James and Mary Ford, eds. Every Day in the Year. 1902.

October 25

The Ballad of Agincourt

By Michael Drayton (1563–1631))

  • A victory gained by the English under Henry V. over the French under the Constable d’Albret, on Oct. 25, 1415. The English loss was about 1,600, that of the French over 10,000.

  • FAIR stood the wind for France,

    When we our sails advance,

    Nor now to prove our chance

    Longer will tarry;

    But putting to the main,

    At Kaux, the mouth of Seine,

    With all his martial train,

    Landed King Harry.

    And taking many a fort,

    Furnished in warlike sort,

    Marched towards Agincourt

    In happy hour—

    Skirmishing day by day

    With those that stopped his way,

    Where the French gen’ral lay

    With all his power,

    Which in his height of pride,

    King Henry to deride,

    His ransom to provide

    To the king sending;

    Which he neglects the while,

    As from a nation vile,

    Yet, with an angry smile,

    Their fall portending.

    And turning to his men,

    Quoth our brave Henry then:

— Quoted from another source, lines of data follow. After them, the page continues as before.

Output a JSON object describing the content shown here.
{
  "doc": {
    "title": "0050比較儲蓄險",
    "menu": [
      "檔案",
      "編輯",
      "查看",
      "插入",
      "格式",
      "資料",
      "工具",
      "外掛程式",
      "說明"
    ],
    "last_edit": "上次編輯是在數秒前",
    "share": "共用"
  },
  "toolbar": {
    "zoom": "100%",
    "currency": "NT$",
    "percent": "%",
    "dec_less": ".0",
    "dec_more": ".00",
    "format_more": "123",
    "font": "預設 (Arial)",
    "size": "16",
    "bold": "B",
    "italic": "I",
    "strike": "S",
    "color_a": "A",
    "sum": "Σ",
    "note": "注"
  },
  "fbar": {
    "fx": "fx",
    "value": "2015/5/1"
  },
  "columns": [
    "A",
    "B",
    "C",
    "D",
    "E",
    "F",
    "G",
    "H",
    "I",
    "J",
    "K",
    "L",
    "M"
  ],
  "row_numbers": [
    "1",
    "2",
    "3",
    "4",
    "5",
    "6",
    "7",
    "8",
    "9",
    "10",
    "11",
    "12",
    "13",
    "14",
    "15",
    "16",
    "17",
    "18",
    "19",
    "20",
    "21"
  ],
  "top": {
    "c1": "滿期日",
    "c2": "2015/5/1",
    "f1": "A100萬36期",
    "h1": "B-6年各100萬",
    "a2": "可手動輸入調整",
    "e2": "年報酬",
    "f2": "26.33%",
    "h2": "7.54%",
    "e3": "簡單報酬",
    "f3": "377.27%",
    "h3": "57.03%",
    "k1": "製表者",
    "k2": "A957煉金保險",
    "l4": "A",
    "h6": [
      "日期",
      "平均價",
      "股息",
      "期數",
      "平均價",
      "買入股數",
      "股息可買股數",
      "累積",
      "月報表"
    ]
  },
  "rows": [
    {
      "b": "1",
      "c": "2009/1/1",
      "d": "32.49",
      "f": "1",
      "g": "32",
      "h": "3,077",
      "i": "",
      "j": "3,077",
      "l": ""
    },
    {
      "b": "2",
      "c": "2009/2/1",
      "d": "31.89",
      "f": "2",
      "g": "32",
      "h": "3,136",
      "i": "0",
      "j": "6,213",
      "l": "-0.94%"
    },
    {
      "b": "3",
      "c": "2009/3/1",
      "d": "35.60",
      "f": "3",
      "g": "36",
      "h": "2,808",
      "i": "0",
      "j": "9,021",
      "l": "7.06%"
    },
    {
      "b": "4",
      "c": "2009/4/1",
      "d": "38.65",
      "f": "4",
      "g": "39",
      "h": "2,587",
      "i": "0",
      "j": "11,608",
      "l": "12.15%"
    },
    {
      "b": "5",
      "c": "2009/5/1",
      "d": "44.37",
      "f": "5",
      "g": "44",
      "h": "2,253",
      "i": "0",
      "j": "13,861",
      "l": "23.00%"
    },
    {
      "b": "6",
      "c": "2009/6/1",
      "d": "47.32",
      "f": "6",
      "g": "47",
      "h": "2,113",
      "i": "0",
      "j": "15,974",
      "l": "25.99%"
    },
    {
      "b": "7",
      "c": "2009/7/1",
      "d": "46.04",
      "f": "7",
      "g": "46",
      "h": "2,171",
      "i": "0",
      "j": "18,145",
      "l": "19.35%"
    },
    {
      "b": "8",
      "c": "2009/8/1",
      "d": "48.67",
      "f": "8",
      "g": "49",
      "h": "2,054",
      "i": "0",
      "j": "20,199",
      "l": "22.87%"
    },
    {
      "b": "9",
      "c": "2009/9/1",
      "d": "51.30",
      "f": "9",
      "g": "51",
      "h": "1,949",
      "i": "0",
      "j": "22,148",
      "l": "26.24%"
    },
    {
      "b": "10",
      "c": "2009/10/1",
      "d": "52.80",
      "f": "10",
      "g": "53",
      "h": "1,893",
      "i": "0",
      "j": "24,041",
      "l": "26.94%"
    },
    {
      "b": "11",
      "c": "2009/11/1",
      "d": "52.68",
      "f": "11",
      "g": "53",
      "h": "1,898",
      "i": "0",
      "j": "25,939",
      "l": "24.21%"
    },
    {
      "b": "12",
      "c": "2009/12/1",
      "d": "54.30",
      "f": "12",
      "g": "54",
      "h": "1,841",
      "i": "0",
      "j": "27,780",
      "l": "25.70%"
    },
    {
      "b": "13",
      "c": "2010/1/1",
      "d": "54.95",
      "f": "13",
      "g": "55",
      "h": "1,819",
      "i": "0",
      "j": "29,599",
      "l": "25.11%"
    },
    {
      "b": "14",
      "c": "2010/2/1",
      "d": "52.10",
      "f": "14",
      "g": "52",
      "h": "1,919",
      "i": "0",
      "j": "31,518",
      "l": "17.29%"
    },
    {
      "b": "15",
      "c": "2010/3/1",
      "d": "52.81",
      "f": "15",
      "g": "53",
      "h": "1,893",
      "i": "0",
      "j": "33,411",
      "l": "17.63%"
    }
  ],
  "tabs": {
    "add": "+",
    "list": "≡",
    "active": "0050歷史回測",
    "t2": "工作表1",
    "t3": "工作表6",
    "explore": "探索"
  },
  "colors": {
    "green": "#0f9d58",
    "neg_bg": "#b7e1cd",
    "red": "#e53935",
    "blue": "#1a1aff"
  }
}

    Though they to one be ten,

    Be not amazed;

    Yet have we well begun—

    Battles so bravely won

    Have ever to the sun

    By fame been raised.

    And for myself, quoth he,

    This my full rest shall be;

    England ne’er mourn for me,

    Nor more esteem me.

    Victor I will remain,

    Or on this earth lie slain;

    Never shall she sustain

    Loss to redeem me.

    Poitiers and Cressy tell,

    When most their pride did swell,

    Under our swords they fell;

    No less our skill is

    Than when our grandsire great,

    Claiming the regal seat,

    By many a warlike feat

    Lopped the French lilies.

    The Duke of York so dread

    The eager vaward led;

    With the main Henry sped,

    Amongst his henchmen.

    Excester had the rear—

    A braver man not there:

    O Lord! how hot they were

    On the false Frenchmen!

    They now to fight are gone;

    Armour on armour shone;

    Drum now to drum did groan—

    To hear was wonder;

    That with the cries they make

    The very earth did shake;

    Trumpet to trumpet spake,

    Thunder to thunder.

    Well it thine age became,

    O noble Erpingham!

    Which did the signal aim

    To our hid forces;

    When, from a meadow by,

    Like a storm suddenly,

    The English archery

    Struck the French horses,

    With Spanish yew so strong,

    Arrows a cloth-yard long,

    That like to serpents stung,

    Piercing the weather;

    None from his fellow starts,

    But playing manly parts,

    And like true English hearts,

    Stuck close together.

    When down their bows they threw,

    And forth their bilbows drew,

    And on the French they flew,

    Not one was tardy:

    Arms were from shoulders sent;

    Scalps to the teeth were rent;

    Down the French peasants went;

    Our men were hardy.

    This while our noble king,

    His broadsword brandishing,

    Down the French host did ding,

    As to o’erwhelm it:

    And many a deep wound lent,

    His arms with blood besprent,

    And many a cruel dent

    Bruised his helmet.

    Glo’ster, that duke so good,

    Next of the royal blood,

    For famous England stood,

    With his brave brother—

    Clarence, in steel so bright,

    Though but a maiden knight,

    Yet in that furious fight

    Scarce such another.

    Warwick in blood did wade;

    Oxford the foe invade,

    And cruel slaughter made,

    Still as they ran up.

    Suffolk his axe did ply;

    Beaumont and Willoughby

    Bare them right doughtily,

    Ferrers and Fanhope.

    Upon Saint Crispin’s day

    Fought was this noble fray,

    Which fame did not delay

    To England to carry;

    O, when shall Englishmen

    With such acts fill a pen,

    Or England breed again

    Such a King Harry?